Big classes

In some teaching situations it can be quite normal to have classes of 40 or 50 students – or even bigger – while the dream class size is probably about 6 to 10. If you have a lot of students, give some serious thought to classroom management and what you can do to maximise individual participation.

If you have the space to move around, do activities in groups rather than in pairs or as a whole class. This will give your students more opportunity to speak and, as long you are able to effectively monitor all the groups, will prove a good solution.

If possible, making use of technology in the form of projected visuals or videos will help to maintain the whole class’s attention.

Difficult students

You never know if you’re going to hit the jackpot with your students and most of the time they’re awesome, but sometimes, just sometimes, you can find a few students in the class who just don’t want to be there and are not afraid to show it. These students can act out and cause other students to be disruptive as well.

With these students, there are a couple of things you can try. You could try talking to them (if they are old enough) or their parents (if they’re not) to find out if there is a real reason behind their disruptive behaviour; or you can consider whether or not they are bored or unchallenged in the class and find ways to overcome any of these issues.

No resources or faulty technology

Some days it will just seem like everything will go wrong – the projector doesn’t work, the CD is scratched, the internet connection is down – or maybe you’re in a situation where you don’t have the luxury of technological resources. In these cases, the best option is to go to old-school.

If you need to plan lessons with no resources, think of doing your lessons a la dogme. Keep your activities conversation-based and utilise the board effectively.
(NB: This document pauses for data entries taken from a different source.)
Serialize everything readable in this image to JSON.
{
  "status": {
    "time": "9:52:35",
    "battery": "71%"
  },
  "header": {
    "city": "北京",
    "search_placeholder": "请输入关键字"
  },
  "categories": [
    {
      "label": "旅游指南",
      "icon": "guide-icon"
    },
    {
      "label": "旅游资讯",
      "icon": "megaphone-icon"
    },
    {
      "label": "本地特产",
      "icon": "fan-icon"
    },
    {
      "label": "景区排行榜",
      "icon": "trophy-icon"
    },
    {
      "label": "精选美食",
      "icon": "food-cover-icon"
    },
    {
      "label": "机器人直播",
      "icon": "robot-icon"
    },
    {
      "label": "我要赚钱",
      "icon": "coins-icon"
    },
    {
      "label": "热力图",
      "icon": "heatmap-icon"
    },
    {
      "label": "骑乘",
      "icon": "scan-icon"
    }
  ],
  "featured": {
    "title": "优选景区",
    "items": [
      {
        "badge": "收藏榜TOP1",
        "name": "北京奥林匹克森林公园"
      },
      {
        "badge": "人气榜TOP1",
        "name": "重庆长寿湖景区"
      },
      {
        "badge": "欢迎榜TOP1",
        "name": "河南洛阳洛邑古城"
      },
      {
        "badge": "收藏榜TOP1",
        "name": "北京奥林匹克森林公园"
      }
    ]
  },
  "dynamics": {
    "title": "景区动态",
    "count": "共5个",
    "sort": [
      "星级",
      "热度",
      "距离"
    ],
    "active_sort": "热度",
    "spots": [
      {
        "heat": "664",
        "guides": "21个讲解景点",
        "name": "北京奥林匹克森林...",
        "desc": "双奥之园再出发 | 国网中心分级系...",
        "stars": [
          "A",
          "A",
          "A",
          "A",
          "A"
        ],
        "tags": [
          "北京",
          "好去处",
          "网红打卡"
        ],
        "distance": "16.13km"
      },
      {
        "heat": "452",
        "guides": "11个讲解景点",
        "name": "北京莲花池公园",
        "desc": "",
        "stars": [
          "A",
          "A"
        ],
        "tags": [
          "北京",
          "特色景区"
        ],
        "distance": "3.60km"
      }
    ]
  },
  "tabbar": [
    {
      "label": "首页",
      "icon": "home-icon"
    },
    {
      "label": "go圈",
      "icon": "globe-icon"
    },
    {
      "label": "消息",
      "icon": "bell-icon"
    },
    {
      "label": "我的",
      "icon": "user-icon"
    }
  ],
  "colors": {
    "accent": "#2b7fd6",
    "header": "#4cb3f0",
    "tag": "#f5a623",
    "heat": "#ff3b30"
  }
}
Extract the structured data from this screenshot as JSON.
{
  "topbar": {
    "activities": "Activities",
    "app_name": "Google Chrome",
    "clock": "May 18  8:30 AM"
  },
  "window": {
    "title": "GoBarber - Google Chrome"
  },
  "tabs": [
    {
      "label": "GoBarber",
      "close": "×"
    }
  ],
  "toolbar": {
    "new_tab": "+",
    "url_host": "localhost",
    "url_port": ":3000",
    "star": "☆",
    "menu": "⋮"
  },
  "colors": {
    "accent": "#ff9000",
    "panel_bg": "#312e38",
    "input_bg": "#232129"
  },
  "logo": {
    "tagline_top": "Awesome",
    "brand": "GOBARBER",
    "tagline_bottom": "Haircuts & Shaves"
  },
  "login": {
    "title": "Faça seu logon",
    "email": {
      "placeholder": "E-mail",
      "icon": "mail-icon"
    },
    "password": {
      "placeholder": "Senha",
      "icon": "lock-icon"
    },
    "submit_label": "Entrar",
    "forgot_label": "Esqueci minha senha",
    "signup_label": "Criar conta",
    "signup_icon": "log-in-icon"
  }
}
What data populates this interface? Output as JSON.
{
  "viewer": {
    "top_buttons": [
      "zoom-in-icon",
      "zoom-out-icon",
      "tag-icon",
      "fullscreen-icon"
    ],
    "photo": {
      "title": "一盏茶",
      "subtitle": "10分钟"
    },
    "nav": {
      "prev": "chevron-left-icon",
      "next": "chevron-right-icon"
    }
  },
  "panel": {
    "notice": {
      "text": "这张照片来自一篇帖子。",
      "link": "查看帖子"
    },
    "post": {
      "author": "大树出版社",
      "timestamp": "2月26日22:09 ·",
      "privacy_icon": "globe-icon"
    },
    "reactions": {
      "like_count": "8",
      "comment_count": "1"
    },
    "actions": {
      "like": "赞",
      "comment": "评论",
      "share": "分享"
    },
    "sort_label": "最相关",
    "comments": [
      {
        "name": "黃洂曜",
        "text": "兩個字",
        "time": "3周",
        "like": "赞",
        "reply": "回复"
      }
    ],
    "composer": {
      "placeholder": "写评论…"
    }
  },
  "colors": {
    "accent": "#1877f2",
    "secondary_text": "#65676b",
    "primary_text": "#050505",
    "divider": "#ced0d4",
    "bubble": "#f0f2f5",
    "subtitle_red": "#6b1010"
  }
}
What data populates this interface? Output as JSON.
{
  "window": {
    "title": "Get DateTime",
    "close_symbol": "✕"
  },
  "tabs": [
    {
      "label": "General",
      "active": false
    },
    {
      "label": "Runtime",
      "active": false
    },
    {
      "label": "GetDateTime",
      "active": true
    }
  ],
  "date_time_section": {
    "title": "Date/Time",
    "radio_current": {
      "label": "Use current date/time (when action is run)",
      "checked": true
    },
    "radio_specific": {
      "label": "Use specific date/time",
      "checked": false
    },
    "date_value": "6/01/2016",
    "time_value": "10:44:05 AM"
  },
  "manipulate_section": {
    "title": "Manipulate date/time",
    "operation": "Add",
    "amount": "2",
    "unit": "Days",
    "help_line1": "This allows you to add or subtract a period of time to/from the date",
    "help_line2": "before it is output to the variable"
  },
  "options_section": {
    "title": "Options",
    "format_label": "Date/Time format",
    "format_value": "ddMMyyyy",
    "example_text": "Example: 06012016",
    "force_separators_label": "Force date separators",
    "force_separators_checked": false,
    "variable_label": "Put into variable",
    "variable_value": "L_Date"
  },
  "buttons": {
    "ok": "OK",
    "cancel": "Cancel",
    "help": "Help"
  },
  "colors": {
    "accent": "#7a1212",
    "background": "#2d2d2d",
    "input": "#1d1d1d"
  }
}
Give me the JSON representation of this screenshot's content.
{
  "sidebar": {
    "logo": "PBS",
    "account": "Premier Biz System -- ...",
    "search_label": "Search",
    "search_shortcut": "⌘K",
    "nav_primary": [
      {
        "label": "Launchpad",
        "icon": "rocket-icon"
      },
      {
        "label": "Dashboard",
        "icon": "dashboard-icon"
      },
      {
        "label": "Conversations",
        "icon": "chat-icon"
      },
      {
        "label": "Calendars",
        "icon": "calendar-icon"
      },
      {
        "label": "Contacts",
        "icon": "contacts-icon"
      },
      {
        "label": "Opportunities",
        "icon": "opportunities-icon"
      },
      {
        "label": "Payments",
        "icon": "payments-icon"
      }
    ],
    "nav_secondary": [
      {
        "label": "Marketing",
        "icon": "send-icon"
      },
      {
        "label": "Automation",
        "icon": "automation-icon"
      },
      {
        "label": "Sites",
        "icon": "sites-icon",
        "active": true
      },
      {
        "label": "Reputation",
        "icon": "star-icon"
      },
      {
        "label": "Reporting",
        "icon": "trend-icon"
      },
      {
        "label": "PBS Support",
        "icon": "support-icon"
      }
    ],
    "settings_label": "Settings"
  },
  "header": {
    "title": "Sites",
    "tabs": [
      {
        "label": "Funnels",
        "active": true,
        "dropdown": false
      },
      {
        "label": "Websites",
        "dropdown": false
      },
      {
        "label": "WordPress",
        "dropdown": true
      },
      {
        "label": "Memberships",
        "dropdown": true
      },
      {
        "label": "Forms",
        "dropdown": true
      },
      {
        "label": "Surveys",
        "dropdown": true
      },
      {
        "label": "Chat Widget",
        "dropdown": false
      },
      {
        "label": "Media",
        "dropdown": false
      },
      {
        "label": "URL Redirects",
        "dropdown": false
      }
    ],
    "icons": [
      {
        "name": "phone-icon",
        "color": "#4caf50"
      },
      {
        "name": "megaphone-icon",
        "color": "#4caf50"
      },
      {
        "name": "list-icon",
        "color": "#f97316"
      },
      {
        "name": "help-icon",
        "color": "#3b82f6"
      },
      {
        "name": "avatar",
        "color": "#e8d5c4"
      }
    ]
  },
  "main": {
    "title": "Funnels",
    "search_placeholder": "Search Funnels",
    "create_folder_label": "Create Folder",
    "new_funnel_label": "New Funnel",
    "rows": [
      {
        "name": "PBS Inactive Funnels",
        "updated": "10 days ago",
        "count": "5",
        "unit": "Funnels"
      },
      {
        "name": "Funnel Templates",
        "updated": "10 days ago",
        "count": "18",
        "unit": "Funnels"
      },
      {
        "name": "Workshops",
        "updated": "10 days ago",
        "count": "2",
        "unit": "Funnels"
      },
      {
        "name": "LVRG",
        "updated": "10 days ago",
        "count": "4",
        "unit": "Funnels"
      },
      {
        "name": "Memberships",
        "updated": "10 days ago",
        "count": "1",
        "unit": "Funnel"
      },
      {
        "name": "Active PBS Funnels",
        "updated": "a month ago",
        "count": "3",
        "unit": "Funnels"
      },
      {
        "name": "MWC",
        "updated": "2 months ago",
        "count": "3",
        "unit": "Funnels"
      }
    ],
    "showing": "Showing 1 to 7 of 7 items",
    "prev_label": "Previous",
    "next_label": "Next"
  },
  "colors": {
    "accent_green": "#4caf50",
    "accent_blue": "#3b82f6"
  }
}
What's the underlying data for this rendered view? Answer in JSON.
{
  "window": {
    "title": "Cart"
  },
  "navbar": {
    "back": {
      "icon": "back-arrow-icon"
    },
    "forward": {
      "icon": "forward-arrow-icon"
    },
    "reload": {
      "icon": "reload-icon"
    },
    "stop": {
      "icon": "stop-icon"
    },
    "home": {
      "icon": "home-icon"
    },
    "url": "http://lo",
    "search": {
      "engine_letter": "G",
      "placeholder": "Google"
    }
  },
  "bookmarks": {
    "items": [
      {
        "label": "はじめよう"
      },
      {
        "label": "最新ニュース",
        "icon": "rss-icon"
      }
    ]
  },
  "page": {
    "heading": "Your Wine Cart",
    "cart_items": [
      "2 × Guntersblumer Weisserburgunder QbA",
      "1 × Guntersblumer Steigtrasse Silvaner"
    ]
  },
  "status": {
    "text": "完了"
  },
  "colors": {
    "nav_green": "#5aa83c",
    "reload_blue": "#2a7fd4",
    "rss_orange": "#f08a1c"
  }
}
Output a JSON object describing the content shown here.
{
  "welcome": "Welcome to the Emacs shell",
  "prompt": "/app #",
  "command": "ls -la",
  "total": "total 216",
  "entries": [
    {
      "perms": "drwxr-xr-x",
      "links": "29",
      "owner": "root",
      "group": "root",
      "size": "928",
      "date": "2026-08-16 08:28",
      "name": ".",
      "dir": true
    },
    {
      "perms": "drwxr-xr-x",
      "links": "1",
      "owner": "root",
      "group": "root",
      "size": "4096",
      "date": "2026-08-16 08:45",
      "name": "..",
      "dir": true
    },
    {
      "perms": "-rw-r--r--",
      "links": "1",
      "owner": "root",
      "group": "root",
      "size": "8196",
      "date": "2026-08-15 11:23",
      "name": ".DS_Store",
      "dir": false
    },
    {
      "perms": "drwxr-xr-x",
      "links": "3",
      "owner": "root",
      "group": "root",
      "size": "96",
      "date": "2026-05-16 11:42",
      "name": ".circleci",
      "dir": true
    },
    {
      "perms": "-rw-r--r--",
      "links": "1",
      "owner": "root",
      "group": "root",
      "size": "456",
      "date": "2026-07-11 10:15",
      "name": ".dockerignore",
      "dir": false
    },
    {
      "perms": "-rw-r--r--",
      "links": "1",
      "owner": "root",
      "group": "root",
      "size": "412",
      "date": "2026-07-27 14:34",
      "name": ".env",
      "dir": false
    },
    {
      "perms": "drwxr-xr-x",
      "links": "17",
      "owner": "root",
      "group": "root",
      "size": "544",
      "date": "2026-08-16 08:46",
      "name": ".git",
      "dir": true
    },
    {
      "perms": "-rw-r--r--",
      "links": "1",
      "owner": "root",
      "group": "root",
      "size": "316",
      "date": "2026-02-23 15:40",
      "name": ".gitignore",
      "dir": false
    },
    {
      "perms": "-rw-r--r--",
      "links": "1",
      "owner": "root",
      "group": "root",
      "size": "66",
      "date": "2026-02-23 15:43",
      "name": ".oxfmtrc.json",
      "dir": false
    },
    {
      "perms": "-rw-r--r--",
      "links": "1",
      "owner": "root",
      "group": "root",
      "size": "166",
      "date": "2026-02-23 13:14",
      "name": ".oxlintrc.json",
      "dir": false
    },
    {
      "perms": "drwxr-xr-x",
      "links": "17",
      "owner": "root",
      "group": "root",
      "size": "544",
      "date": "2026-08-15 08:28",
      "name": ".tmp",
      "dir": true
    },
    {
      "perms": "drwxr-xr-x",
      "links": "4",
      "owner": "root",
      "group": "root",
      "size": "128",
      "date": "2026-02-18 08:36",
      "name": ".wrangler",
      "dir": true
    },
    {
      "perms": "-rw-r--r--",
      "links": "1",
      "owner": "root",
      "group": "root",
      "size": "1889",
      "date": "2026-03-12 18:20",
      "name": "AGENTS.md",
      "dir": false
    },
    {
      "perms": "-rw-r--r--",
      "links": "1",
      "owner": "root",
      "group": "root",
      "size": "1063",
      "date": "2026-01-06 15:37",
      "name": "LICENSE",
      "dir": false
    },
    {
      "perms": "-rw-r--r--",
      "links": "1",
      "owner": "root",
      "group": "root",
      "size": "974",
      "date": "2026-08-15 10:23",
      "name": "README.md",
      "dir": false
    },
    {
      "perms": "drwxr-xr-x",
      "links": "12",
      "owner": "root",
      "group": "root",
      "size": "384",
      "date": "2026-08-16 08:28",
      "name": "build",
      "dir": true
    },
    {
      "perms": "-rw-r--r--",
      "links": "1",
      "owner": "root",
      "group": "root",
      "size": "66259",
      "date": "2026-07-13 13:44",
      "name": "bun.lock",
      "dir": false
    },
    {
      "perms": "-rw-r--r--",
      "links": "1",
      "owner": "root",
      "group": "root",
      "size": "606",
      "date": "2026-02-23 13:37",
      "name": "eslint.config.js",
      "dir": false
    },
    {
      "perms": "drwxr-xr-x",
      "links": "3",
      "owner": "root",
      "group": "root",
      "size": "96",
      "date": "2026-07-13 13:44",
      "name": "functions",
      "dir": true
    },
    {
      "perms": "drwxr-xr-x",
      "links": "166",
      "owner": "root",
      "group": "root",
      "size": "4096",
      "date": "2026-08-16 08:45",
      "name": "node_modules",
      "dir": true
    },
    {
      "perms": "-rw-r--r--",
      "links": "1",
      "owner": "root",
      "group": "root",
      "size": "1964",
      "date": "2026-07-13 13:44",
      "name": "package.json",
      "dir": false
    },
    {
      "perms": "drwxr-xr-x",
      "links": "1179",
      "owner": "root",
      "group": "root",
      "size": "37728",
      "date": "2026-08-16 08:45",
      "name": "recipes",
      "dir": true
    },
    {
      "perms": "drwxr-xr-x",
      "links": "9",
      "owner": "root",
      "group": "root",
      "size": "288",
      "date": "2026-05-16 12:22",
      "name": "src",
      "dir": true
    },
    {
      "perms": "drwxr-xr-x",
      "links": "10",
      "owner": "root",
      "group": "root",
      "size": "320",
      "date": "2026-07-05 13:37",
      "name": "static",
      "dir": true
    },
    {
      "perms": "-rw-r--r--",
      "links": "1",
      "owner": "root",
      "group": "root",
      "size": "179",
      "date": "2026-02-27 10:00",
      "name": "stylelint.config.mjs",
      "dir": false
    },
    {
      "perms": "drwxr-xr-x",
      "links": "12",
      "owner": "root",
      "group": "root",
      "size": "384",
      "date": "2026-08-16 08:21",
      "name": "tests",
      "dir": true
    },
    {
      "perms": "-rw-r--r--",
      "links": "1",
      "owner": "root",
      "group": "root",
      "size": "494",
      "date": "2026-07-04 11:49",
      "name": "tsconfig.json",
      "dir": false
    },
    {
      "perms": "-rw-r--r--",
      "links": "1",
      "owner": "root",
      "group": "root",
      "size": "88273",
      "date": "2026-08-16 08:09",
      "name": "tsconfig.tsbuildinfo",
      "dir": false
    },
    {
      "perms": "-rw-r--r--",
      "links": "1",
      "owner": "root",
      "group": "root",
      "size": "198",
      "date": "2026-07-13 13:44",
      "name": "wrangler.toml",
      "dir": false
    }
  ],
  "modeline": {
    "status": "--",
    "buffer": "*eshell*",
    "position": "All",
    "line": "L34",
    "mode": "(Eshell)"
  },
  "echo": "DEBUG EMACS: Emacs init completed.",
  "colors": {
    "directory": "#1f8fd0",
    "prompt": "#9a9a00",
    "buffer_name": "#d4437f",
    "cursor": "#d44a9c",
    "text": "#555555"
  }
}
If you need to think of something in an emergency, decide whether you can replicate the technology (voicing a dialogue, for example) or replace it with a whole different activity.

Things can go wrong in the EFL classroom and knowing how to deal with whatever situation the classroom will throw at you will make the difference between a great lesson and a catastrophe.